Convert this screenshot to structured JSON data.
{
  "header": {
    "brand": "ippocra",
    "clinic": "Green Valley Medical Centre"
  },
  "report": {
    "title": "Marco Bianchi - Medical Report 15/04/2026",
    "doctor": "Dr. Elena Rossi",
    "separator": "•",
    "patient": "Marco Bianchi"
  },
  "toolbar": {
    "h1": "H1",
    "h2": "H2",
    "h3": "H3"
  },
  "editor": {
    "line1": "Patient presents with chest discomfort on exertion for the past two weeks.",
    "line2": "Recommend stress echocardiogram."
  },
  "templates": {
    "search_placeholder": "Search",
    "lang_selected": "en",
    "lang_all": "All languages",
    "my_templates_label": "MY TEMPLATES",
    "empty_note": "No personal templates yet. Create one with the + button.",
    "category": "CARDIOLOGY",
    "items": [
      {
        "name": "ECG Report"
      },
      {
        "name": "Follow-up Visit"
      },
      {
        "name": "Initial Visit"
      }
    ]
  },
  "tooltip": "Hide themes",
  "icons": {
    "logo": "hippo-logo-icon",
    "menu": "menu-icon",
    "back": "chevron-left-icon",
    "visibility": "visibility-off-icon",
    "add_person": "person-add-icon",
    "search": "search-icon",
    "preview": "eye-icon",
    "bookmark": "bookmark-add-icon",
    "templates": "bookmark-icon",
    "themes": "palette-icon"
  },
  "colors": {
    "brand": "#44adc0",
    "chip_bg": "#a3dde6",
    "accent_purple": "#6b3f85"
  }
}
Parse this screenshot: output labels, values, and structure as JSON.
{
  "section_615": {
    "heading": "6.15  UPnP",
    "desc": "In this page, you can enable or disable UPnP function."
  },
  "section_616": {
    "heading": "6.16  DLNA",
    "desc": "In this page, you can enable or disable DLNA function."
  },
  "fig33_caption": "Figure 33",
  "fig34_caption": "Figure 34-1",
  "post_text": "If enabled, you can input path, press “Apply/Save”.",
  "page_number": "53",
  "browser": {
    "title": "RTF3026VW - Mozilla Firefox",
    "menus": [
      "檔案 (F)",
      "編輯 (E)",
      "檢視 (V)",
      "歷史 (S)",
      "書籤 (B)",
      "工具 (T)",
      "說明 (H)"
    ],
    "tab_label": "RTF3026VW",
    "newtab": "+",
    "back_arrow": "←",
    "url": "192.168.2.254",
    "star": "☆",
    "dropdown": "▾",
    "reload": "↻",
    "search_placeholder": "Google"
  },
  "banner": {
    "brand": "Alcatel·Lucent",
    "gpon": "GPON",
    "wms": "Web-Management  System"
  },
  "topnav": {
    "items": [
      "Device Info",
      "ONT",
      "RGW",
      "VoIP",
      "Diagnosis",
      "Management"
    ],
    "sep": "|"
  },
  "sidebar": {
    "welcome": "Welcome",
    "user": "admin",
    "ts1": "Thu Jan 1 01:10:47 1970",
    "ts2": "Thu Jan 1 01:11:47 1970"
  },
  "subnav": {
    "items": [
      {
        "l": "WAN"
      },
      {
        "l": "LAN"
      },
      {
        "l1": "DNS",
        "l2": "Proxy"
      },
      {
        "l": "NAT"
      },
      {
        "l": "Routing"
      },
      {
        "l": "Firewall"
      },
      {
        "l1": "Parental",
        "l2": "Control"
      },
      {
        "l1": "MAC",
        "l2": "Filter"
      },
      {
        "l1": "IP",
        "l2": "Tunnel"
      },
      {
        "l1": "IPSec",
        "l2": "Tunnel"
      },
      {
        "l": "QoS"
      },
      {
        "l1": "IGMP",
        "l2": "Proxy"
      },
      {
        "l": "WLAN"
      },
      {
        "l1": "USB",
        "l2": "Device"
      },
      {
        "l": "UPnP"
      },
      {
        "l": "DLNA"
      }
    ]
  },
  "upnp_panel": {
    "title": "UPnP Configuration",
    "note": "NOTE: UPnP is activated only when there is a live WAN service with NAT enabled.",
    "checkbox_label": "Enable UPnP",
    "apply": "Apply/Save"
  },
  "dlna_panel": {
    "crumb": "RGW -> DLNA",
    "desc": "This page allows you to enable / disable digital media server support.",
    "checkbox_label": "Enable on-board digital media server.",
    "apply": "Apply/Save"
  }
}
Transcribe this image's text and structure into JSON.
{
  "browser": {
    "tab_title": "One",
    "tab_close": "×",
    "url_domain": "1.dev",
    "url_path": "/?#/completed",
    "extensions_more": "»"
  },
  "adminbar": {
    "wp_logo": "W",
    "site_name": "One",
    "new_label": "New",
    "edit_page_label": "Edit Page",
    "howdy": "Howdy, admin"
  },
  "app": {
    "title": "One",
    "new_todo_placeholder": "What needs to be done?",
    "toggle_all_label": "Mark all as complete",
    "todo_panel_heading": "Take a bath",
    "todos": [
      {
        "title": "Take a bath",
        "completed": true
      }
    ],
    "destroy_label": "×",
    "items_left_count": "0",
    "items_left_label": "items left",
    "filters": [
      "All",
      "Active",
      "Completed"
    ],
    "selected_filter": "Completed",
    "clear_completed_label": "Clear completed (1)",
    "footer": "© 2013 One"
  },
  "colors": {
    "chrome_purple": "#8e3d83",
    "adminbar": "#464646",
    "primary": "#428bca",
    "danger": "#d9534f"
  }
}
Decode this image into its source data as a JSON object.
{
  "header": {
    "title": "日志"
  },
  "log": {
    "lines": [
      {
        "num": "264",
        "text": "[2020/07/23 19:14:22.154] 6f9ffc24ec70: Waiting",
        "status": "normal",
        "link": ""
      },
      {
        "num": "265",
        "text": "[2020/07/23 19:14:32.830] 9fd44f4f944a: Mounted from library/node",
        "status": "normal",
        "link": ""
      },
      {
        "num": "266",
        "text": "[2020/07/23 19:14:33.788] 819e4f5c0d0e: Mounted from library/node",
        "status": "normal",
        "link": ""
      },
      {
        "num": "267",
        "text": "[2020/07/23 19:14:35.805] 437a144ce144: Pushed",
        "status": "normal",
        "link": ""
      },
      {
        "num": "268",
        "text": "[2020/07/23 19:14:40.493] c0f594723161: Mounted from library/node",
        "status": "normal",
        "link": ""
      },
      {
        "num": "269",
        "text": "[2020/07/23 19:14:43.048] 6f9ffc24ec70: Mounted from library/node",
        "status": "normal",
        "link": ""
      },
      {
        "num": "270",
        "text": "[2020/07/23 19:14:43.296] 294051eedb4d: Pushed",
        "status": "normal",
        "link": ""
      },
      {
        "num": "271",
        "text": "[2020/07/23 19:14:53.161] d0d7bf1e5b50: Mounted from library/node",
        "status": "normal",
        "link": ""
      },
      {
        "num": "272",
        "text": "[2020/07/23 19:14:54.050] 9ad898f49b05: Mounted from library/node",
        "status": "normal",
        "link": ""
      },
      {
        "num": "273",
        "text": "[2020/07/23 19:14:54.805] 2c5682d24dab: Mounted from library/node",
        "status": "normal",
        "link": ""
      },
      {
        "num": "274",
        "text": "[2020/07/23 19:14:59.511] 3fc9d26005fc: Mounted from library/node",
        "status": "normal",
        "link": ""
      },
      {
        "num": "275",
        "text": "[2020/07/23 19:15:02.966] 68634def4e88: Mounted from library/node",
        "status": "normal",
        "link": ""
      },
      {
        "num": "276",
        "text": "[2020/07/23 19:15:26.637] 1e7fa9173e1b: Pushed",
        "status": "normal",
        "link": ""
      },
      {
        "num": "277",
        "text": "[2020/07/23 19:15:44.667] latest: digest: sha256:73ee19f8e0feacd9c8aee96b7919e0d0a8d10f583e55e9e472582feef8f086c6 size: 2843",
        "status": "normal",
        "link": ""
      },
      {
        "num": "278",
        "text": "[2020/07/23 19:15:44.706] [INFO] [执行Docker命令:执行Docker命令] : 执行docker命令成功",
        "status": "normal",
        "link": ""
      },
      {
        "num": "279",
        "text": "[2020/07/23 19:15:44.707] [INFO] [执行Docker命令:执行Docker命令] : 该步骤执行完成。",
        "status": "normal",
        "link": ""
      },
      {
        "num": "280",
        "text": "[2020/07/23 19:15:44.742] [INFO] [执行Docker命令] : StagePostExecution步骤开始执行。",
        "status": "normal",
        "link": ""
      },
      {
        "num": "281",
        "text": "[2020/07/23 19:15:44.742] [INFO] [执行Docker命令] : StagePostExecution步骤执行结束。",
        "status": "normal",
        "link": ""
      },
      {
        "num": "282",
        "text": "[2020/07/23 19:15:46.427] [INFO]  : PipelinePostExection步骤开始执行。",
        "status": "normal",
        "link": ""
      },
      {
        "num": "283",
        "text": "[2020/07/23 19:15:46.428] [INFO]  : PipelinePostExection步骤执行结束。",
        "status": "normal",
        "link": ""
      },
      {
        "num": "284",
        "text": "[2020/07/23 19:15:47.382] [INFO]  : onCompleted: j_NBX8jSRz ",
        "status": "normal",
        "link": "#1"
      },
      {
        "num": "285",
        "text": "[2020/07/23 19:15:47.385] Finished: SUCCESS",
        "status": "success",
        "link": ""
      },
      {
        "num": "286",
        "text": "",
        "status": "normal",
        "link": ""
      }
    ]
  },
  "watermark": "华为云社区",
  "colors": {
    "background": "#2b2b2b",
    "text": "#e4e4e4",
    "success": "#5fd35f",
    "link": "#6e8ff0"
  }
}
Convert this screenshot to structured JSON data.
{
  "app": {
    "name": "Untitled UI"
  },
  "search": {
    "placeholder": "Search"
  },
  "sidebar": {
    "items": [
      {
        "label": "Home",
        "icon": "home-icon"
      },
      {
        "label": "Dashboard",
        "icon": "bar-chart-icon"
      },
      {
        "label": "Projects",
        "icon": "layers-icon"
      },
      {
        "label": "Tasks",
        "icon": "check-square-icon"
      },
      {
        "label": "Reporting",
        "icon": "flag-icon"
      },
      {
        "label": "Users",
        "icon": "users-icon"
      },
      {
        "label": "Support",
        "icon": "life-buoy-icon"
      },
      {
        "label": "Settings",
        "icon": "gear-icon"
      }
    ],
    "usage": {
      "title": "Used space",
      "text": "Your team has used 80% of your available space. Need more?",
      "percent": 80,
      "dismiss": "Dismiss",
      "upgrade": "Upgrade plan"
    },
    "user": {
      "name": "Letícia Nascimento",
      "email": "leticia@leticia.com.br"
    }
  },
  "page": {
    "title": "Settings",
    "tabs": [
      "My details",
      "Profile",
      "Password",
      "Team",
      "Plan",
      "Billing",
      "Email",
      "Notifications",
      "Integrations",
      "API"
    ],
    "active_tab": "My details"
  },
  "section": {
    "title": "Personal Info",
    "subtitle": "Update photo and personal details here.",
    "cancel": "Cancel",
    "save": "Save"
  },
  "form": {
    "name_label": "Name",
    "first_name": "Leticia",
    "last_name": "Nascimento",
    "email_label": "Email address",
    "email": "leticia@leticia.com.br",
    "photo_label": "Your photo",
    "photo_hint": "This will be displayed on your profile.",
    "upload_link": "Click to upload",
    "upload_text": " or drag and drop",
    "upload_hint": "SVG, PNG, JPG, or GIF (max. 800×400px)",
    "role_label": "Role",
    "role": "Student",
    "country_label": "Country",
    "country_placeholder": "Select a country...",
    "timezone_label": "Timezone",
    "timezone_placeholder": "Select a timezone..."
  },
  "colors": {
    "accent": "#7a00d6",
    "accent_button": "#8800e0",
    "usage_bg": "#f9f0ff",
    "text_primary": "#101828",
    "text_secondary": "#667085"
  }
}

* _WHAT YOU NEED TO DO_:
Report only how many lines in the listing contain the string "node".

* _ANSWER BOX_:
9